The wall space in the Upper Café Bar at Mareel has been transformed this week with the new exhibition, Eye Can Draw. Bringing together the work of two artists Jackie Smith and Dawson Murray, the exhibition explores the use of eye-tracking technology as a drawing tool for those with limited or no mobility. Both Jackie and Dawson have multiple sclerosis and have benefited from the development of this technology as a means to re-engage with direct drawing, as part of a project at Dundee Contemporary Arts Print Studio.
Based in Fife, Dawson Murray has a long-standing reputation as a watercolourist and printmaker on the Scottish art scene. He has suffered from multiple sclerosis for decades and, now quadriplegic, has been able to combine this computerised method of drawing using eye movement with traditional printmaking techniques through the project to create captivating work.

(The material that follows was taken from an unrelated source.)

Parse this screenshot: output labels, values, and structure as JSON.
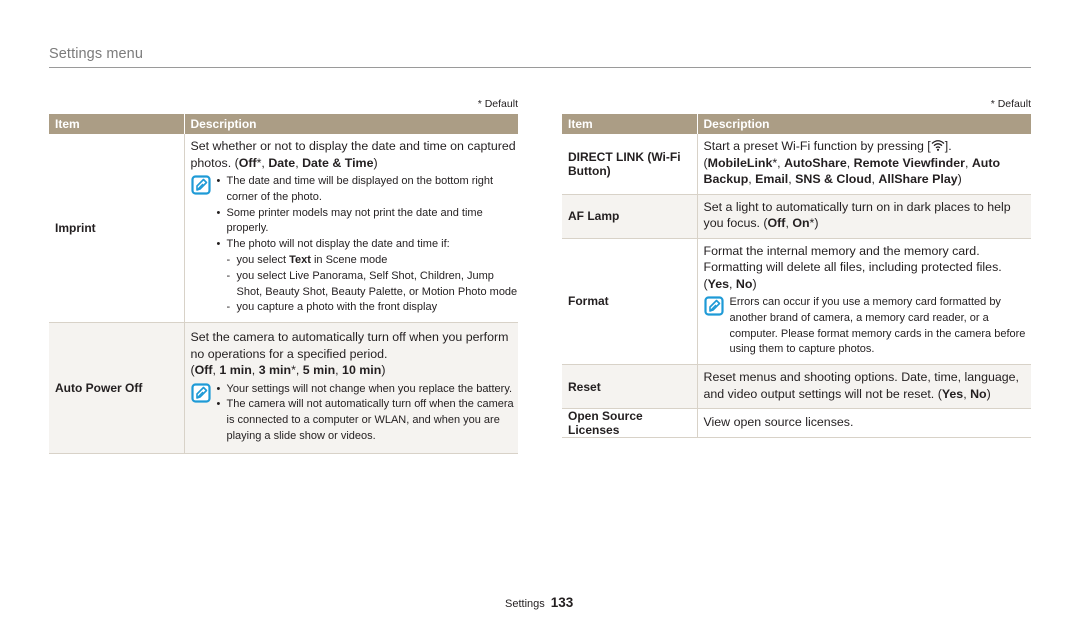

Drawing using an eye-tracking device is very different from using pencil on paper, especially as the device uses vector lines to construct the images. The drawings are produced on a point-to-point basis and take huge amounts of concentration and training to restrict the natural almost continuous motion of the eye. Dawson explains, “My initial drawings were very frustrating as I seemed unable to draw anything other than zigzags and even at that they were completely unintentional! However, over the course of several weekly sessions I gradually managed to get the hang of placing the cursor where I wanted it to be and started to draw some simple shapes like squares, triangles and circles.”
Jackie Smith’s prints are similarly bright and intriguing. Using the same tracking equipment Jackie has created prints which explore the directness of the drawing process, giant colourful forms reminiscent of Matisse’s collage work. Jackie explains, “Working with the eye-tracker has completely altered the way that I am currently thinking about my work. The directness and simplicity of the drawings I have made has encouraged me to think in a very lucid, unequivocal way, making images whose power stems from their clarity and openness.”
The work is on loan to Shetland Arts and will be on display for the rest of the year. Jane Matthews, Shetland Arts’ Exhibitions Officer adds, “There is such value in this project and we are lucky to have the work here on public display in Shetland, especially given the unusually high incidence of MS here. We are hoping to be able to arrange a visit from Jackie to talk about her work later in the year, and also give a demonstration of the equipment with Robert Jackson who has led the project at DCA.”
The project is funded by Dundee Contemporary Arts, Creative Scotland and Dundee City Council. Further information on the project: http://www.creativescotland.com/explore/read/stories/visual-art/2014/eye-can-draw-at-dca
All work is for sale and prices are available on request from Mareel reception